From the killer soundtrack to the breakout cast (like the revelation that is Lena Waithe), Master of None has accomplished in 10 episodes what some shows take years to do: become the voice of a generation. Here are all the times it was basically the story of our lives.
1. Parental Controls
Real talk: a Buddhist monk could be pushed to the brink of a white hot rage-induced breakdown by having to explain WiFi to his parents. The bits about the generation gap are humorous but are given a lot of gravitas against the backdrop of the story of immigrant parents who sacrifice everything to only be told that their privileged kids don’t have time to sync their iPads. Bring on the guilt trip.
2. Ghost Texting
You’re having a delightfully breezy conversation with a possible hookup candidate—you both love tacos, Game of Thrones and coffee. Time to take this relationship to the next level—drinks, dinner, a concert? So you float that idea out there, and it’s drinks on Tuesday. Tuesday gets pushed to Thursday, Thursday turns into Sunday lunch, Sunday turns into nothing. Nada. Radio silence. This is a generational affliction near and dear to Aziz’s heart; he wrote a whole book about it called Modern Romance, and he goes there again in Master of None.
3. Awful Cartman Impressions
How do you know your potential girlfriend is batshit insane? She busts out a very enthusiastic Cartman impression 10 minutes into a first date. (This theory also applies to Borat and Beavis and Butthead.)
4. The “Smile” Guy
Hell hath no fury like the “nice guy” politely rebuffed at the bar. After a night of drinking, Aziz and his friend are on a drunkenly chipper walk home when disaster strikes: Aziz steps in poo. At the same time, a woman leaves the same bar and is followed home by the lurking solo clubber—you know, the dude who doesn’t take “I need to go find my friends” for an answer. Her night ends with a stranger banging on her door and a 911 call. It’s unfortunately a pretty relatable storyline, although one you don’t often see played out with humour and such a clear focus on a female’s experience.
5. Eat, Pray, Love Window
We live in the age of too many options: Get your PhD? Have a baby? Get married and don’t have a baby? Travel the world? Save for a house? Start a blog? Get bangs? When do all the decisions end?? Aziz and his girlfriend Rachel puzzle over all of the “what ifs” like moving to Hawaii or spending a year abroad. But the force of life, real life, seems to be greater than any of the options. Aziz says that it’s no big deal because in your 50s you get an Eat, Pray, Love window: a chance to chuck your regular life for pasta and a hot affair.

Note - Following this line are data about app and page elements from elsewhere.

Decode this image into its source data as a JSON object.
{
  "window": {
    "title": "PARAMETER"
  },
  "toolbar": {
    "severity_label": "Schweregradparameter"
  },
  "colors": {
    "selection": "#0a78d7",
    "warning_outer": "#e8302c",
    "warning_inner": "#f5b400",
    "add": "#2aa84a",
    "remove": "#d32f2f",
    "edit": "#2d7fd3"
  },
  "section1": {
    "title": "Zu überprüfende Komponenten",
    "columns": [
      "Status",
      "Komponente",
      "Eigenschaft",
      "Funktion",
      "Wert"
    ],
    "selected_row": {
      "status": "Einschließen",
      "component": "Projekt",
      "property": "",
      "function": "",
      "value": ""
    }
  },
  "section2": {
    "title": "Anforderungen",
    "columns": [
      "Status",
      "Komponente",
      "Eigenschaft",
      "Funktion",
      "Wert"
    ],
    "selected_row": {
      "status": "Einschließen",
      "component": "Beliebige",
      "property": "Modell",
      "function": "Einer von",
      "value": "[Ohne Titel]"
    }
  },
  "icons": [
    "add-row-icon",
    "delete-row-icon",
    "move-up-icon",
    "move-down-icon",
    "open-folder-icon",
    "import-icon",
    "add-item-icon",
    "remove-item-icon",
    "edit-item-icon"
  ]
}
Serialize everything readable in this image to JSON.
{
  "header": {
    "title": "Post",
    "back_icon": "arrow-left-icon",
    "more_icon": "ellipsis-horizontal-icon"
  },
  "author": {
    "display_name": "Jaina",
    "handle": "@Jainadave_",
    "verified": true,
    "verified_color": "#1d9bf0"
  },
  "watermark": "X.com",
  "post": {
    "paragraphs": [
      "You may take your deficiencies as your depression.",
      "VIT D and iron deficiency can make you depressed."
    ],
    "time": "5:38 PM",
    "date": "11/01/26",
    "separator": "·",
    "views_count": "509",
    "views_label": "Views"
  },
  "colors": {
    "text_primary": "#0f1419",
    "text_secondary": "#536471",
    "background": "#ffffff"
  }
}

6. The Never-Ending Cucumber Muddle
Seriously, bartender in generic hipster bar, the cucumber is muddled. You can look up now.